Shortly after the introduction of Diamond Plate by Williams, most other pinball companies (Data East and Capcom) also started to clear coat their playfields. Data East named their clear coat 'Stealth Coat' (or Stealth Hardcoat) and started to apply this as of their Star Trek 25th Anniversary pinball machine. Gottlieb (or Electronic Sound as they made the playfields) never made the switch and continued to still use lacquer.

Gottlieb however did experiment around 1988 with something completely different that they called Vitrigraph. Used only on the games Victory and Diamond Lady, the artwork was printed onto the mylar sheet that was applied to the playfield, instead of being screened to the wood itself.

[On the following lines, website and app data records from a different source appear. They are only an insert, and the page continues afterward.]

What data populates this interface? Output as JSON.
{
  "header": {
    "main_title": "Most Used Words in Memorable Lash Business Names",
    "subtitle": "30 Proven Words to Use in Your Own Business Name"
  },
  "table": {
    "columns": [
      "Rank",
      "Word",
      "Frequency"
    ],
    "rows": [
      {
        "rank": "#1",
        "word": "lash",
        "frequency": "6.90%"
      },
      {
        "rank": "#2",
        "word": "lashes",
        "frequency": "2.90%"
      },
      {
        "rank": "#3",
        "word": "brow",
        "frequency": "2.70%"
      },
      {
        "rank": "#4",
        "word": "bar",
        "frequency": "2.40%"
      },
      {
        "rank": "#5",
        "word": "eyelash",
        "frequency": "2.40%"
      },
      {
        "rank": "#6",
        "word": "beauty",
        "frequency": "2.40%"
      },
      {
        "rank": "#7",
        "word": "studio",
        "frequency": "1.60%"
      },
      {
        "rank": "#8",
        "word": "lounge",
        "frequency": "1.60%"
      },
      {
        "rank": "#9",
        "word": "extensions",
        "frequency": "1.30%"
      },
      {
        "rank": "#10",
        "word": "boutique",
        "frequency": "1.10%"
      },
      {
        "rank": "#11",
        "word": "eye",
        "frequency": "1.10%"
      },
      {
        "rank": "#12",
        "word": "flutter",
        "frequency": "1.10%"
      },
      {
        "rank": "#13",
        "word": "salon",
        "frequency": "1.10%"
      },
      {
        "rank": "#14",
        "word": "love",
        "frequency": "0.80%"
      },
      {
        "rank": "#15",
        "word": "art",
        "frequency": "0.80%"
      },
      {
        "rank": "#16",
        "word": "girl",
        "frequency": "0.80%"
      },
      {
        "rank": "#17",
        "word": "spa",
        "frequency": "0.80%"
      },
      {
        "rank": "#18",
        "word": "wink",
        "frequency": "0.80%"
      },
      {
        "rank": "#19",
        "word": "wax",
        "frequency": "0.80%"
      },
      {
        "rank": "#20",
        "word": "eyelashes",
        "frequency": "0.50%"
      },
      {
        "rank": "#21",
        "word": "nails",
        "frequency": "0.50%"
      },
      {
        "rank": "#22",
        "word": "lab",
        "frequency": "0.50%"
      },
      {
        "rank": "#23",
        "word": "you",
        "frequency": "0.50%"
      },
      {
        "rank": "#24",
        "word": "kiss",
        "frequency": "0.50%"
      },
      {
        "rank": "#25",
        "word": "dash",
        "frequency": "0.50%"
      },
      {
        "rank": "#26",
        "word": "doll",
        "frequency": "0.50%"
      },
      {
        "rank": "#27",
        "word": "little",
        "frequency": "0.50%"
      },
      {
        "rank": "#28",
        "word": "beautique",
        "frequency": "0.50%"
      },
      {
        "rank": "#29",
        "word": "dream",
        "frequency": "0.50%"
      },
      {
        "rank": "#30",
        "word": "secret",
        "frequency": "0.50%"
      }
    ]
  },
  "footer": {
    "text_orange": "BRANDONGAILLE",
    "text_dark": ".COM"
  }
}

CPR / MIRCO / IPB / B&T:  All these companies make new reproduction playfields.  (Updated: March 2018)

CPR has been making reproduction playfields the longest but they make very small runs of playfields, sell out, and usually they never re-run them again.  They operate off a ‘pre-order’ system and usually only make enough playfields for people who have pre-ordered them.  CPR has been promising some playfields for several years (Joust, Banzai Run, etc) but they never get made.  CPR does make some plastic sets and backglasses.  The plastic sets are decent but some of the blackglasses that they do have colors issues.  CPR also farms out their playfield clear coating to a 3rd party.  I can write a book on what I know about CPR but I am thankful that they do try to make at least some playfields.  CPR needs to really up their game soon or Mirco will just force them out of the playfield market.

Mirco, in Germany, makes enough playfields to satisfy the market.  The latest batch of the 2018 Mirco playfields have an improved clear coat on them but due to lack of adhesion his playfields suffer from clear coat issues.  Mirco is a nice guy and will be adding several new playfield titles in 2018.  Mirco (personally) will come to the USA and have booths at the large US pinball shows (Pinball Expo, Texas Pinball Festival, etc). You can contact him on his Facebook page.  Mirco’s website (highclasspinballs.com) tends to be outdated most of the time.

IPB (Illinois Pinball) had unrealistic production dates but usually made the playfields that they promised to make.  IPB really never made playfields, they just found someone else to make them for IPB but IPB did clear coat all the playfields themselves.  IPB is now out of business (2014). 

B&T Automaten makes excellent reproduction playfields.  They are the new guy on the block and I think they make some of the best reproduction playfields on the market.   So far B&T only made a few titles (like: Bride of Pinbot, F14, Getaway, T2, etc.)